Repeat each entry in the listing word for word.

↓

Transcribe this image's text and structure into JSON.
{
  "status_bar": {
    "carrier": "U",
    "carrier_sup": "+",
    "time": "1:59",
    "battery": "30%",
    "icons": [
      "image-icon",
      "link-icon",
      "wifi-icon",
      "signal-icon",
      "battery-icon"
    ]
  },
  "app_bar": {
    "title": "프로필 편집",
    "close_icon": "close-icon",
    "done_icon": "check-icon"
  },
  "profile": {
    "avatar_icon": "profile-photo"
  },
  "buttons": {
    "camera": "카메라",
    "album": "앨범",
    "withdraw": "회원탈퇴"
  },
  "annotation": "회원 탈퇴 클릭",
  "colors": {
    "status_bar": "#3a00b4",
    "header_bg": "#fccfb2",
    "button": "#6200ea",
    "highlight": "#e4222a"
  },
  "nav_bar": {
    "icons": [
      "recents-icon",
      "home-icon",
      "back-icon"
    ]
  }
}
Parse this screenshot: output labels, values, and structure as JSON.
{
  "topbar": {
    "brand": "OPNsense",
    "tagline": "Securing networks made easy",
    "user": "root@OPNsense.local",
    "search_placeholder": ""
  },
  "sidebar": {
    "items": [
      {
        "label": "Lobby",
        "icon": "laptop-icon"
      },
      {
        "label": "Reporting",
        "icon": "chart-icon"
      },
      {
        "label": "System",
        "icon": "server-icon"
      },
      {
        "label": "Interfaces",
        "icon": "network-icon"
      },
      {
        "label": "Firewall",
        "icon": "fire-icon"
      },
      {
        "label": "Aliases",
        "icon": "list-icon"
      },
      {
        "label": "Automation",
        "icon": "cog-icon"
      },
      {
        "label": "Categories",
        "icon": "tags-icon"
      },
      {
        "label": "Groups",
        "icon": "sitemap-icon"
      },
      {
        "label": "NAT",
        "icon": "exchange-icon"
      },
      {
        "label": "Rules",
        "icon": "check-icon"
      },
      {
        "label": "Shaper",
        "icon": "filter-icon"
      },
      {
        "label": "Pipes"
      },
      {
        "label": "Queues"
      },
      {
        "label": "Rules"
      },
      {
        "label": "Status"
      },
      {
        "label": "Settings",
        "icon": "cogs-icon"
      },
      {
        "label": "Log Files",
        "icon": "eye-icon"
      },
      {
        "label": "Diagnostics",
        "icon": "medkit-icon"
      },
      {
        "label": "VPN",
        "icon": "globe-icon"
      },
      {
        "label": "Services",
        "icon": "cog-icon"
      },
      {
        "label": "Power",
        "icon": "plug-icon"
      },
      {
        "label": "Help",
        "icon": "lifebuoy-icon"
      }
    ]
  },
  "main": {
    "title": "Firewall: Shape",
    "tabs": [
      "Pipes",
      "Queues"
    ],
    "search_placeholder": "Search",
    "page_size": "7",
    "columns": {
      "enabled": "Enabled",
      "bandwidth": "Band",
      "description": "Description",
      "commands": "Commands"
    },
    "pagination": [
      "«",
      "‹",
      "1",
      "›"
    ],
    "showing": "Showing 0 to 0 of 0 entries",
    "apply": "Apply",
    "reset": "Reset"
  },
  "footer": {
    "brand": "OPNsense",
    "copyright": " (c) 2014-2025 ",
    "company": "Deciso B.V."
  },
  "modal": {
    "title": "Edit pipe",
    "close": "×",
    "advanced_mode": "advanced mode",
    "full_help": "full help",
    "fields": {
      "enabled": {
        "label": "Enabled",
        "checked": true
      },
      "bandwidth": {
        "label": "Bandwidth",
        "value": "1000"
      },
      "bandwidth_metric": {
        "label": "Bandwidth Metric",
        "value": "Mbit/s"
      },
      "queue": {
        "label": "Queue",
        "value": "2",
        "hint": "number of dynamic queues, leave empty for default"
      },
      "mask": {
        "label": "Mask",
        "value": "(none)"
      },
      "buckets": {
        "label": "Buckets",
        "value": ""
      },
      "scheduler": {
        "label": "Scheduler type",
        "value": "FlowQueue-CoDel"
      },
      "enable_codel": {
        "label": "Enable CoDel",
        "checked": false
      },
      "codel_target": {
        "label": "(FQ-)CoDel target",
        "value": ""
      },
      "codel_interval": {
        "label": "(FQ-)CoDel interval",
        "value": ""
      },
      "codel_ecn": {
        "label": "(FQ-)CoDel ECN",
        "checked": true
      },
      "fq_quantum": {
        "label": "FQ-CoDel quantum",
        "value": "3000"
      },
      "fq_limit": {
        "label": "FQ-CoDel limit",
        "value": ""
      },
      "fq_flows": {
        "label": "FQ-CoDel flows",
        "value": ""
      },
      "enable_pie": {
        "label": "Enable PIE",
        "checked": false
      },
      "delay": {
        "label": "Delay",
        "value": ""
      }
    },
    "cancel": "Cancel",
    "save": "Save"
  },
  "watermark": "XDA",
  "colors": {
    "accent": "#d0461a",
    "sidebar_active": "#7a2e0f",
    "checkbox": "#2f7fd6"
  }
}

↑

== Exercise solution ==
Transcribe this image's text and structure into JSON.
{
  "status_bar": {
    "carrier": "U",
    "carrier_sup": "+",
    "time": "1:59",
    "battery": "30%",
    "icons": [
      "image-icon",
      "link-icon",
      "wifi-icon",
      "signal-icon",
      "battery-icon"
    ]
  },
  "app_bar": {
    "title": "프로필 편집",
    "close_icon": "close-icon",
    "done_icon": "check-icon"
  },
  "profile": {
    "avatar_icon": "profile-photo"
  },
  "buttons": {
    "camera": "카메라",
    "album": "앨범",
    "withdraw": "회원탈퇴"
  },
  "annotation": "회원 탈퇴 클릭",
  "colors": {
    "status_bar": "#3a00b4",
    "header_bg": "#fccfb2",
    "button": "#6200ea",
    "highlight": "#e4222a"
  },
  "nav_bar": {
    "icons": [
      "recents-icon",
      "home-icon",
      "back-icon"
    ]
  }
}
Parse this screenshot: output labels, values, and structure as JSON.
{
  "topbar": {
    "brand": "OPNsense",
    "tagline": "Securing networks made easy",
    "user": "root@OPNsense.local",
    "search_placeholder": ""
  },
  "sidebar": {
    "items": [
      {
        "label": "Lobby",
        "icon": "laptop-icon"
      },
      {
        "label": "Reporting",
        "icon": "chart-icon"
      },
      {
        "label": "System",
        "icon": "server-icon"
      },
      {
        "label": "Interfaces",
        "icon": "network-icon"
      },
      {
        "label": "Firewall",
        "icon": "fire-icon"
      },
      {
        "label": "Aliases",
        "icon": "list-icon"
      },
      {
        "label": "Automation",
        "icon": "cog-icon"
      },
      {
        "label": "Categories",
        "icon": "tags-icon"
      },
      {
        "label": "Groups",
        "icon": "sitemap-icon"
      },
      {
        "label": "NAT",
        "icon": "exchange-icon"
      },
      {
        "label": "Rules",
        "icon": "check-icon"
      },
      {
        "label": "Shaper",
        "icon": "filter-icon"
      },
      {
        "label": "Pipes"
      },
      {
        "label": "Queues"
      },
      {
        "label": "Rules"
      },
      {
        "label": "Status"
      },
      {
        "label": "Settings",
        "icon": "cogs-icon"
      },
      {
        "label": "Log Files",
        "icon": "eye-icon"
      },
      {
        "label": "Diagnostics",
        "icon": "medkit-icon"
      },
      {
        "label": "VPN",
        "icon": "globe-icon"
      },
      {
        "label": "Services",
        "icon": "cog-icon"
      },
      {
        "label": "Power",
        "icon": "plug-icon"
      },
      {
        "label": "Help",
        "icon": "lifebuoy-icon"
      }
    ]
  },
  "main": {
    "title": "Firewall: Shape",
    "tabs": [
      "Pipes",
      "Queues"
    ],
    "search_placeholder": "Search",
    "page_size": "7",
    "columns": {
      "enabled": "Enabled",
      "bandwidth": "Band",
      "description": "Description",
      "commands": "Commands"
    },
    "pagination": [
      "«",
      "‹",
      "1",
      "›"
    ],
    "showing": "Showing 0 to 0 of 0 entries",
    "apply": "Apply",
    "reset": "Reset"
  },
  "footer": {
    "brand": "OPNsense",
    "copyright": " (c) 2014-2025 ",
    "company": "Deciso B.V."
  },
  "modal": {
    "title": "Edit pipe",
    "close": "×",
    "advanced_mode": "advanced mode",
    "full_help": "full help",
    "fields": {
      "enabled": {
        "label": "Enabled",
        "checked": true
      },
      "bandwidth": {
        "label": "Bandwidth",
        "value": "1000"
      },
      "bandwidth_metric": {
        "label": "Bandwidth Metric",
        "value": "Mbit/s"
      },
      "queue": {
        "label": "Queue",
        "value": "2",
        "hint": "number of dynamic queues, leave empty for default"
      },
      "mask": {
        "label": "Mask",
        "value": "(none)"
      },
      "buckets": {
        "label": "Buckets",
        "value": ""
      },
      "scheduler": {
        "label": "Scheduler type",
        "value": "FlowQueue-CoDel"
      },
      "enable_codel": {
        "label": "Enable CoDel",
        "checked": false
      },
      "codel_target": {
        "label": "(FQ-)CoDel target",
        "value": ""
      },
      "codel_interval": {
        "label": "(FQ-)CoDel interval",
        "value": ""
      },
      "codel_ecn": {
        "label": "(FQ-)CoDel ECN",
        "checked": true
      },
      "fq_quantum": {
        "label": "FQ-CoDel quantum",
        "value": "3000"
      },
      "fq_limit": {
        "label": "FQ-CoDel limit",
        "value": ""
      },
      "fq_flows": {
        "label": "FQ-CoDel flows",
        "value": ""
      },
      "enable_pie": {
        "label": "Enable PIE",
        "checked": false
      },
      "delay": {
        "label": "Delay",
        "value": ""
      }
    },
    "cancel": "Cancel",
    "save": "Save"
  },
  "watermark": "XDA",
  "colors": {
    "accent": "#d0461a",
    "sidebar_active": "#7a2e0f",
    "checkbox": "#2f7fd6"
  }
}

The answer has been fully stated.